The Beast From 20,000 Fathoms
It's alive !
The Beast from 20,000 Fathoms is a 1953 science fiction film directed by Eugène Lourié and stars Paul Christian, Paula Raymond and Cecil Kellaway with visual effects by Ray Harryhausen. The film is about an atomic bomb test in the Arctic Circle that unfreezes a hibernating fictional dinosaur, a Rhedosaurus, that begins to wreak havoc in New York City.
60 years ago. There were scenes that looked as though they'd been copied by Roland Emmerich's Godzilla and even Cloverfield. Not sure if that's true, but quite a few scenes looked familiar. Having said that, there's going to be something familiar about a giant monster raging round the city streets of New York!
Harryhausen's first effects film I believe, which does show, but still looks way better than the aforementioned Godzilla! Seemed a little odd seeing Lee Van Cleef in a cameo - especially with dark hair...
So this kicked it all off, from Godzilla to the worst creature feature - the Rhedosaurus was what influenced them all and jeez, is it cool. The SFX scenes are fantastic but the human stuff is slightly underwhelming, especially when compared to something like 'It Came From Beneath the Sea' (but I guess they all can't be unforgettable classics, eh?).
I watched this last night, and was bored by it, so my attention wondered. A film where a horrendous monster is running around a big city should be exciting and not leave me thinking "Oh has it finished? What happened?"
I was wrong yesterday when I said we were ⅔ of the way through the December project - at 4p.m. today we will have ⅓ of the month left. This was my 64th film of the month so I'm only 2⅔ films behind!
I love this monster!
This was apparently one of Ray Harryhausen's first projects on his own, and he did a spectacular job with the creature. The last third of the movie, as our protagonists chase the creature through the streets of New York, are a fun, somewhat silly chance to see what the master of stop motion could do. I greatly enjoyed those scenes and could rewatch them anytime.
Unfortunately, to get there we spend almost an hour with almost no monster, dealing with the humans. They're not bad, but they're nothing special and can't hold a candle to the beastie! More beastie!
Silly monster movie. Pretty lame.
That's pretty deep.

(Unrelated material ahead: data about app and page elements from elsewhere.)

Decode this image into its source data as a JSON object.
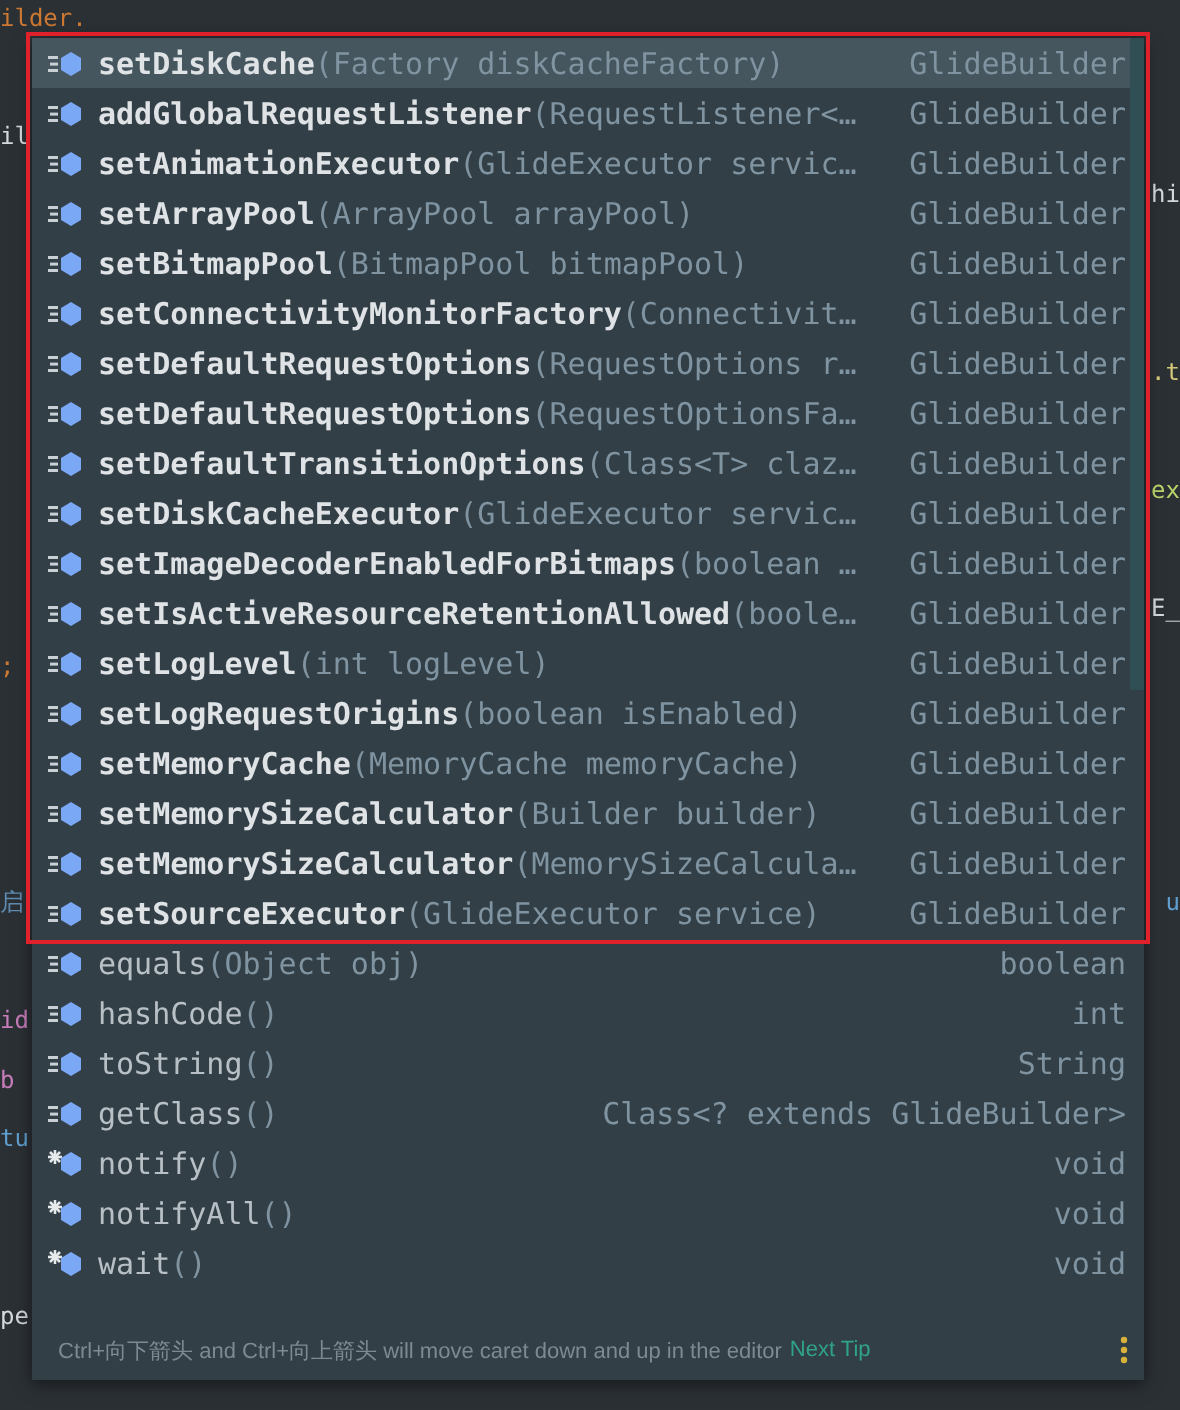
{
  "editor_lines": [
    {
      "text": "ilder.",
      "color": "#cc7832"
    },
    {
      "text": "il",
      "color": "#d5d9dc"
    },
    {
      "text": ";",
      "color": "#cc7832"
    },
    {
      "text": "启",
      "color": "#5f8bb0"
    },
    {
      "text": "id",
      "color": "#c77dbb"
    },
    {
      "text": "b",
      "color": "#c77dbb"
    },
    {
      "text": "tu",
      "color": "#5f9fd0"
    },
    {
      "text": "pe",
      "color": "#d5d9dc"
    }
  ],
  "editor_right_fragments": [
    {
      "text": "hi",
      "color": "#d5d9dc"
    },
    {
      "text": ".t",
      "color": "#d7c97a"
    },
    {
      "text": "ex",
      "color": "#b8d36a"
    },
    {
      "text": "E_",
      "color": "#d5d9dc"
    },
    {
      "text": "u",
      "color": "#5f9fd0"
    }
  ],
  "completion_popup": {
    "groups": [
      {
        "highlighted": true,
        "bold": true,
        "items": [
          {
            "kind": "method",
            "name": "setDiskCache",
            "signature": "(Factory diskCacheFactory)",
            "type": "GlideBuilder",
            "selected": true
          },
          {
            "kind": "method",
            "name": "addGlobalRequestListener",
            "signature": "(RequestListener<…",
            "type": "GlideBuilder",
            "selected": false
          },
          {
            "kind": "method",
            "name": "setAnimationExecutor",
            "signature": "(GlideExecutor servic…",
            "type": "GlideBuilder",
            "selected": false
          },
          {
            "kind": "method",
            "name": "setArrayPool",
            "signature": "(ArrayPool arrayPool)",
            "type": "GlideBuilder",
            "selected": false
          },
          {
            "kind": "method",
            "name": "setBitmapPool",
            "signature": "(BitmapPool bitmapPool)",
            "type": "GlideBuilder",
            "selected": false
          },
          {
            "kind": "method",
            "name": "setConnectivityMonitorFactory",
            "signature": "(Connectivit…",
            "type": "GlideBuilder",
            "selected": false
          },
          {
            "kind": "method",
            "name": "setDefaultRequestOptions",
            "signature": "(RequestOptions r…",
            "type": "GlideBuilder",
            "selected": false
          },
          {
            "kind": "method",
            "name": "setDefaultRequestOptions",
            "signature": "(RequestOptionsFa…",
            "type": "GlideBuilder",
            "selected": false
          },
          {
            "kind": "method",
            "name": "setDefaultTransitionOptions",
            "signature": "(Class<T> claz…",
            "type": "GlideBuilder",
            "selected": false
          },
          {
            "kind": "method",
            "name": "setDiskCacheExecutor",
            "signature": "(GlideExecutor servic…",
            "type": "GlideBuilder",
            "selected": false
          },
          {
            "kind": "method",
            "name": "setImageDecoderEnabledForBitmaps",
            "signature": "(boolean …",
            "type": "GlideBuilder",
            "selected": false
          },
          {
            "kind": "method",
            "name": "setIsActiveResourceRetentionAllowed",
            "signature": "(boole…",
            "type": "GlideBuilder",
            "selected": false
          },
          {
            "kind": "method",
            "name": "setLogLevel",
            "signature": "(int logLevel)",
            "type": "GlideBuilder",
            "selected": false
          },
          {
            "kind": "method",
            "name": "setLogRequestOrigins",
            "signature": "(boolean isEnabled)",
            "type": "GlideBuilder",
            "selected": false
          },
          {
            "kind": "method",
            "name": "setMemoryCache",
            "signature": "(MemoryCache memoryCache)",
            "type": "GlideBuilder",
            "selected": false
          },
          {
            "kind": "method",
            "name": "setMemorySizeCalculator",
            "signature": "(Builder builder)",
            "type": "GlideBuilder",
            "selected": false
          },
          {
            "kind": "method",
            "name": "setMemorySizeCalculator",
            "signature": "(MemorySizeCalcula…",
            "type": "GlideBuilder",
            "selected": false
          },
          {
            "kind": "method",
            "name": "setSourceExecutor",
            "signature": "(GlideExecutor service)",
            "type": "GlideBuilder",
            "selected": false
          }
        ]
      },
      {
        "highlighted": false,
        "bold": false,
        "items": [
          {
            "kind": "method",
            "name": "equals",
            "signature": "(Object obj)",
            "type": "boolean",
            "selected": false
          },
          {
            "kind": "method",
            "name": "hashCode",
            "signature": "()",
            "type": "int",
            "selected": false
          },
          {
            "kind": "method",
            "name": "toString",
            "signature": "()",
            "type": "String",
            "selected": false
          },
          {
            "kind": "method",
            "name": "getClass",
            "signature": "()",
            "type": "Class<? extends GlideBuilder>",
            "selected": false
          },
          {
            "kind": "native",
            "name": "notify",
            "signature": "()",
            "type": "void",
            "selected": false
          },
          {
            "kind": "native",
            "name": "notifyAll",
            "signature": "()",
            "type": "void",
            "selected": false
          },
          {
            "kind": "native",
            "name": "wait",
            "signature": "()",
            "type": "void",
            "selected": false
          }
        ]
      }
    ],
    "footer": {
      "hint": "Ctrl+向下箭头 and Ctrl+向上箭头 will move caret down and up in the editor",
      "link": "Next Tip"
    }
  }
}
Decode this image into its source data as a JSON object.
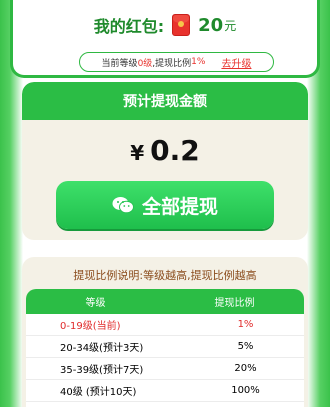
{
  "wallet": {
    "label": "我的红包:",
    "amount": "20",
    "unit": "元",
    "level_prefix": "当前等级",
    "level_value": "0级",
    "level_mid": ",提现比例",
    "ratio_value": "1%",
    "upgrade_label": "去升级"
  },
  "withdraw": {
    "header": "预计提现金额",
    "currency": "¥",
    "amount": "0.2",
    "button_label": "全部提现"
  },
  "ratio": {
    "description": "提现比例说明:等级越高,提现比例越高",
    "columns": [
      "等级",
      "提现比例"
    ],
    "rows": [
      {
        "level": "0-19级(当前)",
        "ratio": "1%"
      },
      {
        "level": "20-34级(预计3天)",
        "ratio": "5%"
      },
      {
        "level": "35-39级(预计7天)",
        "ratio": "20%"
      },
      {
        "level": "40级 (预计10天)",
        "ratio": "100%"
      }
    ]
  },
  "colors": {
    "brand_green": "#2bbd45",
    "accent_red": "#e8322d",
    "panel_bg": "#f4f1e6"
  }
}
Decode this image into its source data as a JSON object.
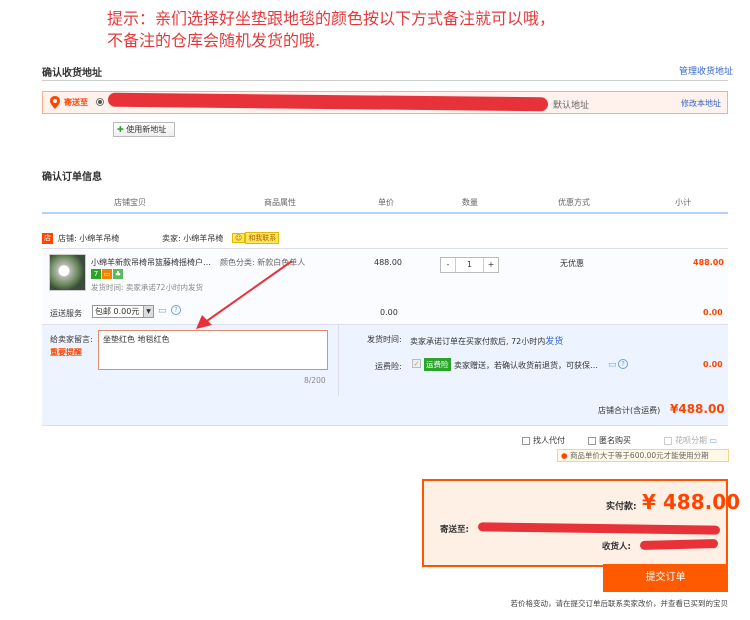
{
  "notice": {
    "line1": "提示：亲们选择好坐垫跟地毯的颜色按以下方式备注就可以哦，",
    "line2": "不备注的仓库会随机发货的哦."
  },
  "address": {
    "section_title": "确认收货地址",
    "manage_link": "管理收货地址",
    "ship_to_label": "寄送至",
    "default_label": "默认地址",
    "edit_link": "修改本地址",
    "use_new_label": "使用新地址"
  },
  "order": {
    "section_title": "确认订单信息",
    "columns": [
      "店铺宝贝",
      "商品属性",
      "单价",
      "数量",
      "优惠方式",
      "小计"
    ],
    "shop_label": "店铺: 小绵羊吊椅",
    "seller_label": "卖家: 小绵羊吊椅",
    "contact_label": "和我联系",
    "item_title": "小绵羊新款吊椅吊篮藤椅摇椅户…",
    "item_attr": "颜色分类: 新款白色单人",
    "ship_time_note": "发货时间: 卖家承诺72小时内发货",
    "unit_price": "488.00",
    "quantity": "1",
    "qty_minus": "-",
    "qty_plus": "+",
    "discount": "无优惠",
    "subtotal": "488.00",
    "delivery_label": "运送服务",
    "delivery_option": "包邮  0.00元",
    "delivery_price": "0.00",
    "delivery_subtotal": "0.00",
    "message_label": "给卖家留言:",
    "important_label": "重要提醒",
    "message_text": "坐垫红色   地毯红色",
    "char_count": "8/200",
    "ship_time_label": "发货时间:",
    "ship_time_text": "卖家承诺订单在买家付款后, 72小时内",
    "ship_time_link": "发货",
    "insurance_label": "运费险:",
    "insurance_badge": "运费险",
    "insurance_text": "卖家赠送，若确认收货前退货，可获保…",
    "insurance_price": "0.00",
    "shop_total_label": "店铺合计(含运费)",
    "shop_total_value": "¥488.00",
    "badge_seven": "7"
  },
  "options": {
    "proxy_pay": "找人代付",
    "anonymous": "匿名购买",
    "installment": "花呗分期",
    "installment_note": "商品单价大于等于600.00元才能使用分期"
  },
  "payment": {
    "actual_label": "实付款:",
    "actual_value": "¥ 488.00",
    "ship_to_label": "寄送至:",
    "receiver_label": "收货人:",
    "submit_label": "提交订单",
    "footer_note": "若价格变动，请在提交订单后联系卖家改价，并查看已买到的宝贝"
  },
  "colors": {
    "accent": "#ff5500",
    "notice_red": "#e4393c",
    "link_blue": "#3366cc",
    "header_line": "#b2d1ff"
  }
}
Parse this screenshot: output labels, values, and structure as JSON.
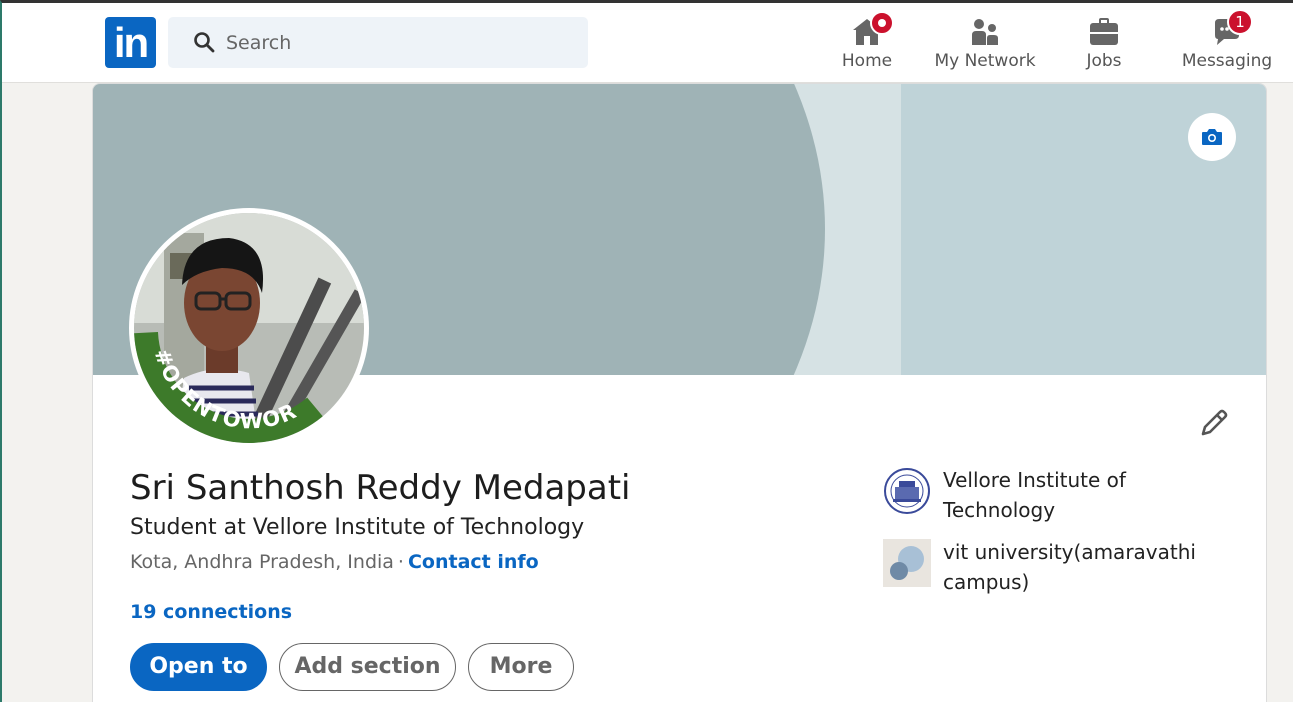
{
  "nav": {
    "logo_text": "in",
    "search_placeholder": "Search",
    "items": [
      {
        "label": "Home",
        "icon": "home-icon",
        "badge": ""
      },
      {
        "label": "My Network",
        "icon": "network-icon",
        "badge": ""
      },
      {
        "label": "Jobs",
        "icon": "briefcase-icon",
        "badge": ""
      },
      {
        "label": "Messaging",
        "icon": "messaging-icon",
        "badge": "1"
      }
    ]
  },
  "profile": {
    "avatar_frame_text": "#OPENTOWORK",
    "name": "Sri Santhosh Reddy Medapati",
    "headline": "Student at Vellore Institute of Technology",
    "location": "Kota, Andhra Pradesh, India",
    "separator": "·",
    "contact_label": "Contact info",
    "connections": "19 connections",
    "buttons": {
      "open_to": "Open to",
      "add_section": "Add section",
      "more": "More"
    },
    "education": [
      {
        "name": "Vellore Institute of Technology",
        "logo": "vit-seal-logo"
      },
      {
        "name": "vit university(amaravathi campus)",
        "logo": "placeholder-school-logo"
      }
    ]
  },
  "colors": {
    "brand": "#0a66c2",
    "badge": "#cb112d",
    "opentowork_green": "#3d7a2a"
  }
}
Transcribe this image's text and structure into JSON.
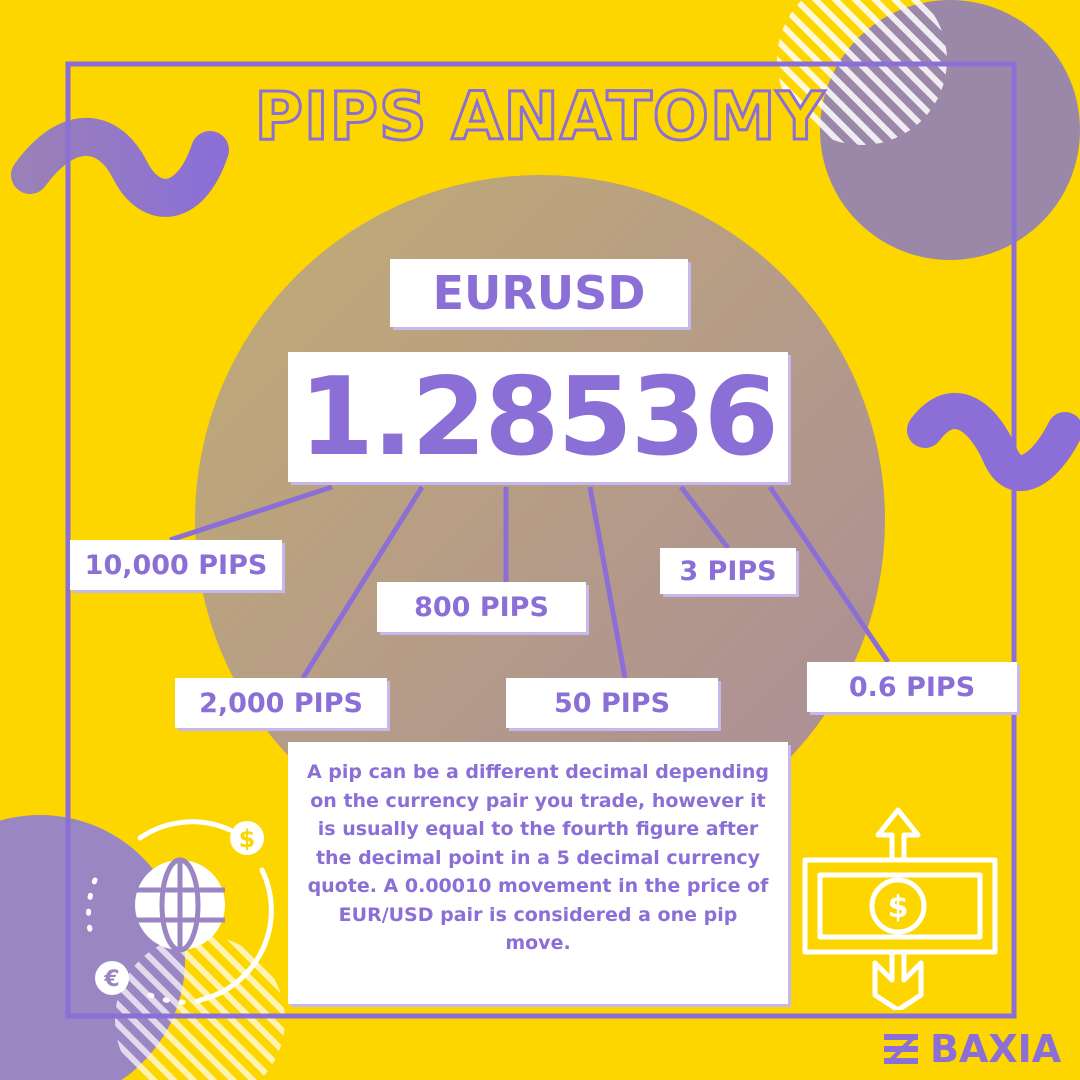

Ray Harryhausen’s first solo pro job was this pioneering monster movie that is a reptilian copy (more or less) of King Kong. It’s heavy on dialogue but light on plot, not wanting to give away the monster until well into the picture, but it’s stylishly shot and features an exciting climax on Coney Island.